Second, consider how Cleese's character goes on to describe the parrot. It was "no more," it had "ceased to be," it was "an X-parrot." And we all understand that language and laugh at the absurdity of the clerk even though the bird which allegedly was "no more" was right there in front of our eyes. The creature which is said to have "ceased to be" is nevertheless able to be physically tossed around. The parrot, despite all of its constituent parts being handled by the characters, nevertheless is justifiably called "an X-parrot." When writers like Holding object to annihilation on the grounds that when someone dies they don't cease to exist, or that matter can not be destroyed, their arguments seem pretty ridiculous in light of how obvious it is to us that when Cleese calls the parrot "no more," says it has "ceased to be," is an "X-parrot," he doesn't mean the parrot has instantaneously vanished. We all understand what that language means, and there is, in fact, a very real sense in which the parrot is "no more."

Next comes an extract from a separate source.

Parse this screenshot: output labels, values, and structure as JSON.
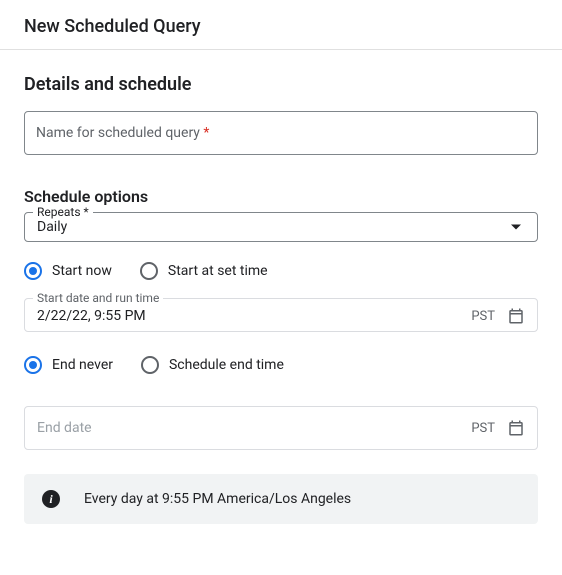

THAT'S WHAT I CALL A DEAD SINNER?!
What's more, something just occurred to me. As we watch this skit we're moved to laughter by how utterly absurd it is that the pet store clerk continuously insists that this clearly dead parrot is, in fact, alive. But given how apollymi is used to refer to the final state of the unregenerate, and how their fate is called "the second death," imagine a sort of reversal of this skit. Imagine John Cleese walks in and the parrot is cawing and flapping its wings in the cage. Now imagine him insisting to the clerk that the parrot is dead, having perished moments ago. Picture in your mind how equally comical the situation would be as Mr. Cleese tries to come up with all sorts of ways of explaining the allegedly dead parrot's obvious signs of life in order to convince the skeptical clerk to return his money.

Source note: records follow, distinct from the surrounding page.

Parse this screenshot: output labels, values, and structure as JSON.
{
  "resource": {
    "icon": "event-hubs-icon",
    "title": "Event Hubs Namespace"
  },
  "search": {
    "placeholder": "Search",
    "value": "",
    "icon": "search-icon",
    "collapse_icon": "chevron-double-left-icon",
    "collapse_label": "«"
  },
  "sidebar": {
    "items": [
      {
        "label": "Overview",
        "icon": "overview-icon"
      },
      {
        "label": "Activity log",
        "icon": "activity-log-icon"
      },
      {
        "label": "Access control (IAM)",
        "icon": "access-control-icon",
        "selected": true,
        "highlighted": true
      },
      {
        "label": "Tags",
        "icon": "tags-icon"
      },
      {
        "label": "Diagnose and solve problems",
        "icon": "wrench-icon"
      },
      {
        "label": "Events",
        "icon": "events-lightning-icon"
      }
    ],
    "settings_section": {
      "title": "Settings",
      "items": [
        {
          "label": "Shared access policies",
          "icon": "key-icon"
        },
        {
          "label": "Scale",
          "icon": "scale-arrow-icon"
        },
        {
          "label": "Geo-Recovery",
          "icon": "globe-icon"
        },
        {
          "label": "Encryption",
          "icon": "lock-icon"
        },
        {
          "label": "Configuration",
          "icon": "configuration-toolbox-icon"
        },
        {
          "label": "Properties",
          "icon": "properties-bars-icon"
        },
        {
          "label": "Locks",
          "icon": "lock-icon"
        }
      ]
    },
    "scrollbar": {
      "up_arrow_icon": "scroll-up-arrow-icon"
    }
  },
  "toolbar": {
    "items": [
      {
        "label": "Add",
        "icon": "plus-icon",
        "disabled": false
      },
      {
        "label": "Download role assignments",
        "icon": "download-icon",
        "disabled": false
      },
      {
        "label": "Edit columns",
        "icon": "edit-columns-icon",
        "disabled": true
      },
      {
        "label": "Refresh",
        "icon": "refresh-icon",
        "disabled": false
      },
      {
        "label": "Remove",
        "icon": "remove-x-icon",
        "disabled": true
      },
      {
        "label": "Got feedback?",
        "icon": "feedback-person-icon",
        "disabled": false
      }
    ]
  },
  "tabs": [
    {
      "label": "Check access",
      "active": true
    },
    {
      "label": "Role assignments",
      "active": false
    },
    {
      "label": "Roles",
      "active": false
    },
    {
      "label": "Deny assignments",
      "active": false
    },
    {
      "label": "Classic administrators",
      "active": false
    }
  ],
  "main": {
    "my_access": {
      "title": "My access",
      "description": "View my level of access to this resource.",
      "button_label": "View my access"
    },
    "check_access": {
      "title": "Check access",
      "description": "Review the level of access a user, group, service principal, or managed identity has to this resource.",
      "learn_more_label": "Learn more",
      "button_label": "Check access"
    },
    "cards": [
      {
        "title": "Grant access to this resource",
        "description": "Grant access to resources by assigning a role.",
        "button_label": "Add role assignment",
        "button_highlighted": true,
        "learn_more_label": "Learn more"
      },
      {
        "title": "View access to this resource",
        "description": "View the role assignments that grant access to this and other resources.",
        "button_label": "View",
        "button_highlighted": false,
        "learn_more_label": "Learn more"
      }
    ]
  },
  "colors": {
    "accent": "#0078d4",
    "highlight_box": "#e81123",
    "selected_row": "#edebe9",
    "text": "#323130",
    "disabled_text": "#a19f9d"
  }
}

I'm beginning to wonder if this is, in fact, analogous to the way traditionalists try to explain how apollymi and "second death" could refer to the final state of the wicked. Michael Palin: "Hello, sir. How can I help you?" John Cleese: "That's what I call a dead sinner. Clearly this wicked man raised from the dead shortly ago has now perished, has fallen victim to the second death." Palin: "Umm... Really? This man is screaming, clearly in pain. Obviously he is quite alive." Cleese: "Oh no, his muscles and vocal chords are just going through post-mortem twitches." Allegedly dead man: "No I'm not, I'm very alive! Please help me!" Palin: "Post-mortem twitches? The man just yelled for help!" Cleese: "No, no, that was me, throwing my voice. I'm a ventriloquist. I assure you, this man has most definitely perished."

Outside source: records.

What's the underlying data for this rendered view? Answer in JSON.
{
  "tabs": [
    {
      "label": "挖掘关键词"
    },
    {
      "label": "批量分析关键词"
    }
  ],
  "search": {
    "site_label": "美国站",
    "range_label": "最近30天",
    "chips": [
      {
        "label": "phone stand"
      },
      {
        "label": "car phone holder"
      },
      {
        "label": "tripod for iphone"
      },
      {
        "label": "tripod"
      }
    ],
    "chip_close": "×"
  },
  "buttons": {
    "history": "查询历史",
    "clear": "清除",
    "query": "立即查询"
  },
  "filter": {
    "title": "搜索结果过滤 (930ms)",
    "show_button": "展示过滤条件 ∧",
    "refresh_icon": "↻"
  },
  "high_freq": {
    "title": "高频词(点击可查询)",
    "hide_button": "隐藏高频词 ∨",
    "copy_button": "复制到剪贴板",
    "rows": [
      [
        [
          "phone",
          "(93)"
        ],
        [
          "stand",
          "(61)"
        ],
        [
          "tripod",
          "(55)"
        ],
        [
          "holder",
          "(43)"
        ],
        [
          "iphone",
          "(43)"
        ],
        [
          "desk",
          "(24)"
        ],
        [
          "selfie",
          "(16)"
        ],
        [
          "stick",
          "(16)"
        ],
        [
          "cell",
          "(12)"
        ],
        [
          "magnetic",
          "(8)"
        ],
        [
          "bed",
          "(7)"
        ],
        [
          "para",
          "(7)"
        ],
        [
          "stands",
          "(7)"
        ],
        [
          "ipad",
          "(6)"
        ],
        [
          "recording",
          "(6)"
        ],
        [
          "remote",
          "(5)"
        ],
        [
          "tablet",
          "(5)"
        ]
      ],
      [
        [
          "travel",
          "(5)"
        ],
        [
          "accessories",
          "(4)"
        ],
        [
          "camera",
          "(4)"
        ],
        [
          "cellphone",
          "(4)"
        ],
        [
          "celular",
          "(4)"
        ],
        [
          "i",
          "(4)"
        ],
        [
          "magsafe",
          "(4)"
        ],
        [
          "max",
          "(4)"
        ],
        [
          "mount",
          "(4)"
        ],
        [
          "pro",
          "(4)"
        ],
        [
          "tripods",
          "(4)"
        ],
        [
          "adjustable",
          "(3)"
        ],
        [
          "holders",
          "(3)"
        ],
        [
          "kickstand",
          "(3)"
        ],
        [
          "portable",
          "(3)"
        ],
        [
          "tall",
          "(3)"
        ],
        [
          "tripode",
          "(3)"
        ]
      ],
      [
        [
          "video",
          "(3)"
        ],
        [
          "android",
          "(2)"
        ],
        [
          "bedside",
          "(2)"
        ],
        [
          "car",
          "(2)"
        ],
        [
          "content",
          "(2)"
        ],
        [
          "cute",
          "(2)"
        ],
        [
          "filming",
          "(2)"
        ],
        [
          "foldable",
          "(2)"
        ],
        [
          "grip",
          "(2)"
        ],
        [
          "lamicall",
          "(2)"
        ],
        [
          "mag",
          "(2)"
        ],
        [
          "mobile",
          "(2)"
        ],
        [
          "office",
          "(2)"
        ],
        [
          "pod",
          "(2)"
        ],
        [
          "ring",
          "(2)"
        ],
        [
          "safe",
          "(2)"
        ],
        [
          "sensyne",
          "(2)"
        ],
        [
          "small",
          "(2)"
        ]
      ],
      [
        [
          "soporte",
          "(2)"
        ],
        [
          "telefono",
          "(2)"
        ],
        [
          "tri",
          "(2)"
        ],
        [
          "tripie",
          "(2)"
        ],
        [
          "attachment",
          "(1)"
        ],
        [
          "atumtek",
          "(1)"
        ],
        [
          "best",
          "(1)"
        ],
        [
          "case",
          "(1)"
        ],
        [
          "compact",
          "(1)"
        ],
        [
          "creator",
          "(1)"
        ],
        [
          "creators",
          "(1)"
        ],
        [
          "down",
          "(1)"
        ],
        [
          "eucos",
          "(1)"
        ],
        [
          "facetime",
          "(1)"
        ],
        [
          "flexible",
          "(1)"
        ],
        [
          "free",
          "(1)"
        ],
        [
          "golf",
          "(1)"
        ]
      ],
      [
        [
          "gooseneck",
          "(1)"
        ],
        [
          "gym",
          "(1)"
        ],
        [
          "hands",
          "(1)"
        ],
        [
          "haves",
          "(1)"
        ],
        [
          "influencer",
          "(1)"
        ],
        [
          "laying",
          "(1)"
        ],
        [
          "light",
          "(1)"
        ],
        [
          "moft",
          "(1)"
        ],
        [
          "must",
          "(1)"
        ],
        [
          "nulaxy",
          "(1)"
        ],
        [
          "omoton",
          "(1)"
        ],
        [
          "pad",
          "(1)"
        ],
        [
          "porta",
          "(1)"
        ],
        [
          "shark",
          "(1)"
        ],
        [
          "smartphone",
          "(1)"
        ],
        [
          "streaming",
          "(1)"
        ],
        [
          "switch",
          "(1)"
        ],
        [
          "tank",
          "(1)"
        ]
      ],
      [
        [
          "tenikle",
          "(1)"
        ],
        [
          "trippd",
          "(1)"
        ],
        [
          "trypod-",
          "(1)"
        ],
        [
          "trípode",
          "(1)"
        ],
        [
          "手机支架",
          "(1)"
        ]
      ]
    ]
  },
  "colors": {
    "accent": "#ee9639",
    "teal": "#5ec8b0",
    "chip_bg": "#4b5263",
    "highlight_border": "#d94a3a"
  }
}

And on and on it goes. Were I more creative, I'd write a whole skit to see what came of it. And granted, to be truly analogous to this debate, Cleese would have to say at some point, "Well when I say he's perished, that he's dead, what I really mean is that he's ruined, in a sense eternally dying." Or something like that. But I'm no longer certain that's any less absurd than Monty Python's classic skit.